By Simon Wragg and Robert Davies

HUGE job losses have proved inevitable in UK meat export plants hit by the ban on overseas sales because of foot-and-mouth disease.

Many plants have closed their doors except to essential maintenance staff, while some have moved to shorter working weeks.

All acknowledge meat exports are unlikely to resume until late this year.

Richard Cawthorne, chief executive of Kent-based Invicta Lamb, is witnessing the meltdown of the business first-hand.

“We have been closed for five weeks and all our staff have been served with redundancy notices.
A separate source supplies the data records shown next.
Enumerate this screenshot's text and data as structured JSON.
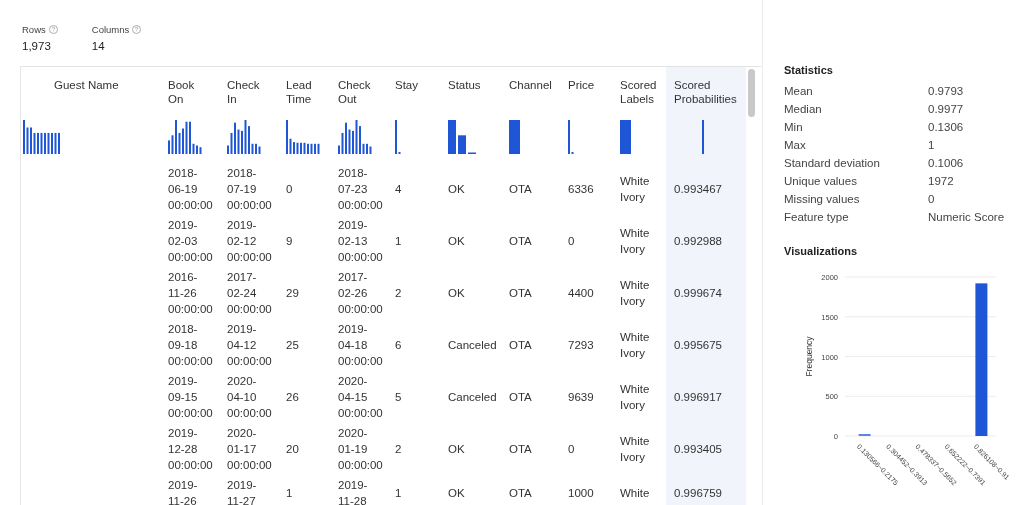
{
  "summary": [
    {
      "label": "Rows",
      "value": "1,973"
    },
    {
      "label": "Columns",
      "value": "14"
    }
  ],
  "table": {
    "columns": [
      {
        "label": "Guest Name",
        "selected": false
      },
      {
        "label": "Book On",
        "selected": false
      },
      {
        "label": "Check In",
        "selected": false
      },
      {
        "label": "Lead Time",
        "selected": false
      },
      {
        "label": "Check Out",
        "selected": false
      },
      {
        "label": "Stay",
        "selected": false
      },
      {
        "label": "Status",
        "selected": false
      },
      {
        "label": "Channel",
        "selected": false
      },
      {
        "label": "Price",
        "selected": false
      },
      {
        "label": "Scored Labels",
        "selected": false
      },
      {
        "label": "Scored Probabilities",
        "selected": true
      }
    ],
    "rows": [
      {
        "cells": [
          "",
          "2018-06-19 00:00:00",
          "2018-07-19 00:00:00",
          "0",
          "2018-07-23 00:00:00",
          "4",
          "OK",
          "OTA",
          "6336",
          "White Ivory",
          "0.993467"
        ]
      },
      {
        "cells": [
          "",
          "2019-02-03 00:00:00",
          "2019-02-12 00:00:00",
          "9",
          "2019-02-13 00:00:00",
          "1",
          "OK",
          "OTA",
          "0",
          "White Ivory",
          "0.992988"
        ]
      },
      {
        "cells": [
          "",
          "2016-11-26 00:00:00",
          "2017-02-24 00:00:00",
          "29",
          "2017-02-26 00:00:00",
          "2",
          "OK",
          "OTA",
          "4400",
          "White Ivory",
          "0.999674"
        ]
      },
      {
        "cells": [
          "",
          "2018-09-18 00:00:00",
          "2019-04-12 00:00:00",
          "25",
          "2019-04-18 00:00:00",
          "6",
          "Canceled",
          "OTA",
          "7293",
          "White Ivory",
          "0.995675"
        ]
      },
      {
        "cells": [
          "",
          "2019-09-15 00:00:00",
          "2020-04-10 00:00:00",
          "26",
          "2020-04-15 00:00:00",
          "5",
          "Canceled",
          "OTA",
          "9639",
          "White Ivory",
          "0.996917"
        ]
      },
      {
        "cells": [
          "",
          "2019-12-28 00:00:00",
          "2020-01-17 00:00:00",
          "20",
          "2020-01-19 00:00:00",
          "2",
          "OK",
          "OTA",
          "0",
          "White Ivory",
          "0.993405"
        ]
      },
      {
        "cells": [
          "",
          "2019-11-26",
          "2019-11-27",
          "1",
          "2019-11-28",
          "1",
          "OK",
          "OTA",
          "1000",
          "White",
          "0.996759"
        ]
      }
    ]
  },
  "statistics": {
    "title": "Statistics",
    "items": [
      {
        "label": "Mean",
        "value": "0.9793"
      },
      {
        "label": "Median",
        "value": "0.9977"
      },
      {
        "label": "Min",
        "value": "0.1306"
      },
      {
        "label": "Max",
        "value": "1"
      },
      {
        "label": "Standard deviation",
        "value": "0.1006"
      },
      {
        "label": "Unique values",
        "value": "1972"
      },
      {
        "label": "Missing values",
        "value": "0"
      },
      {
        "label": "Feature type",
        "value": "Numeric Score"
      }
    ]
  },
  "visualizations": {
    "title": "Visualizations",
    "chart_data": {
      "type": "bar",
      "ylabel": "Frequency",
      "categories": [
        "0.130566~0.2175",
        "0.304452~0.3913",
        "0.478337~0.5652",
        "0.652222~0.7391",
        "0.826108~0.91"
      ],
      "grid": true,
      "values": [
        20,
        0,
        0,
        0,
        1920
      ],
      "ylim": [
        0,
        2000
      ],
      "yticks": [
        0,
        500,
        1000,
        1500,
        2000
      ]
    }
  }
}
Its very distressing.”

Other export plants, such as Cheale Meats in Brentwood, Essex, have tried to maintain throughputs by moving over to the welfare disposal scheme, although this has still meant shorter hours and some redundancies.
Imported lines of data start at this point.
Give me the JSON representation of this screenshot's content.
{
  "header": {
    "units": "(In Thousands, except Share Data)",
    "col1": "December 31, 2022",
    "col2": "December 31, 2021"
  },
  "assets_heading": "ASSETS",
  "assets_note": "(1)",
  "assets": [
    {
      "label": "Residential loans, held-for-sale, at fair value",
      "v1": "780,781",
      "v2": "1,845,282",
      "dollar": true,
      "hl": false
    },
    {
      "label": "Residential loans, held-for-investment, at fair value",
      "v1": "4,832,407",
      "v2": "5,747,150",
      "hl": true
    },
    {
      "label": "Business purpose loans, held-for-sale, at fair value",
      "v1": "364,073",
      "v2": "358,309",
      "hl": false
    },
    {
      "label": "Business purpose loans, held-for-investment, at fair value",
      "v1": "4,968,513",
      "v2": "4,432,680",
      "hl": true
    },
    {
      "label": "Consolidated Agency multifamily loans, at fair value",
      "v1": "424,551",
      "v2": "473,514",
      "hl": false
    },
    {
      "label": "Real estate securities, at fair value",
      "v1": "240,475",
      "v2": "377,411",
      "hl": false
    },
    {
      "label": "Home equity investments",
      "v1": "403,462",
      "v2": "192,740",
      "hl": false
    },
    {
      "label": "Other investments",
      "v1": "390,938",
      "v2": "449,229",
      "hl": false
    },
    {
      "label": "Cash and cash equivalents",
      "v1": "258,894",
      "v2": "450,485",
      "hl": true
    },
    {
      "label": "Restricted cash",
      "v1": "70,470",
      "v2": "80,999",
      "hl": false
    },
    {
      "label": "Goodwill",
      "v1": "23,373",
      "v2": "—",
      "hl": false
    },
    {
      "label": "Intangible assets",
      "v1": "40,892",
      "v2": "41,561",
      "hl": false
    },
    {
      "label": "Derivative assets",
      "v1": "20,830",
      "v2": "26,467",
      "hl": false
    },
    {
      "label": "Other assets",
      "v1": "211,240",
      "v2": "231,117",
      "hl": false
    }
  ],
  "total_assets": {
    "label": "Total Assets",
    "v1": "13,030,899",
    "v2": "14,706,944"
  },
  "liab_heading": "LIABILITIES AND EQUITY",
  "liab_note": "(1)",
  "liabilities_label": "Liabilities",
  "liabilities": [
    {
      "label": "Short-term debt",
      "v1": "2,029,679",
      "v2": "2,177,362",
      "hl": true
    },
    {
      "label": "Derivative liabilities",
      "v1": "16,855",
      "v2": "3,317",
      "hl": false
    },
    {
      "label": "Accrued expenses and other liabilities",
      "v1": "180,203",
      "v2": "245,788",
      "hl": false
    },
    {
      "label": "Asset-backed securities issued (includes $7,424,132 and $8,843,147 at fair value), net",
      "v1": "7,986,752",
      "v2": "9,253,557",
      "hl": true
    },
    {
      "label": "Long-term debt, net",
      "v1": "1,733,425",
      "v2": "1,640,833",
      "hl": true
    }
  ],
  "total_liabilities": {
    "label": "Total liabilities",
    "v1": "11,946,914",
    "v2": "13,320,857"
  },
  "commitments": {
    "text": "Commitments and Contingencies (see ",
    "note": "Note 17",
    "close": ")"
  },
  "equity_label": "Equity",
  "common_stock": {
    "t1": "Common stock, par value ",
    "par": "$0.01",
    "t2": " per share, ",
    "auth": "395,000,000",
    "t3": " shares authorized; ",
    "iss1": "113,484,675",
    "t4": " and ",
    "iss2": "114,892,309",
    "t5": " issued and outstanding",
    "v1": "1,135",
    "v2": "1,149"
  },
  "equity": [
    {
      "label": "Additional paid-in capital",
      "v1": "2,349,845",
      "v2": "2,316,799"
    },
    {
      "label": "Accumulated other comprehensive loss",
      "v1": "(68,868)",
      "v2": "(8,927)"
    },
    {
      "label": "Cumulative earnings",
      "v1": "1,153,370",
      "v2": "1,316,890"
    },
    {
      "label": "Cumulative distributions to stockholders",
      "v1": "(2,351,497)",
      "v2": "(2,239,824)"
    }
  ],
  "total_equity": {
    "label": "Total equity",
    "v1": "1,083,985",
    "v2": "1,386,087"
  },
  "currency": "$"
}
Terry Bayliss, chairman of Farmers First, says his company has been badly hit.

Fortunately, the 120,000/month charter on the ship Cap Afrique had almost lapsed and has not been renewed.

The Farmers Fresh abattoir at Kenilworth, Warkwickshire, is still operating, albeit on a day-by-day basis and with a skeleton staff, adds FFs Mike Gooding.

Until exports restart, Welsh mountain lamb producers face the biggest losses.

Abattoirs predict huge problems selling small lightweight lambs when they are ready to slaughter from July.

Exporters usually ship more than half the 4.3 million lambs bred in Wales each year.

Oriel Jones, whose Carmarthenshire abattoir exports 40% of its lamb kill, says prospects for the new season look bleak.

“We will have to compete to sell more on the home market, shaving off the last few p/kg to get a deal.

“Market conditions will be very tough for all producers, especially if bad weather continues to delay growth.”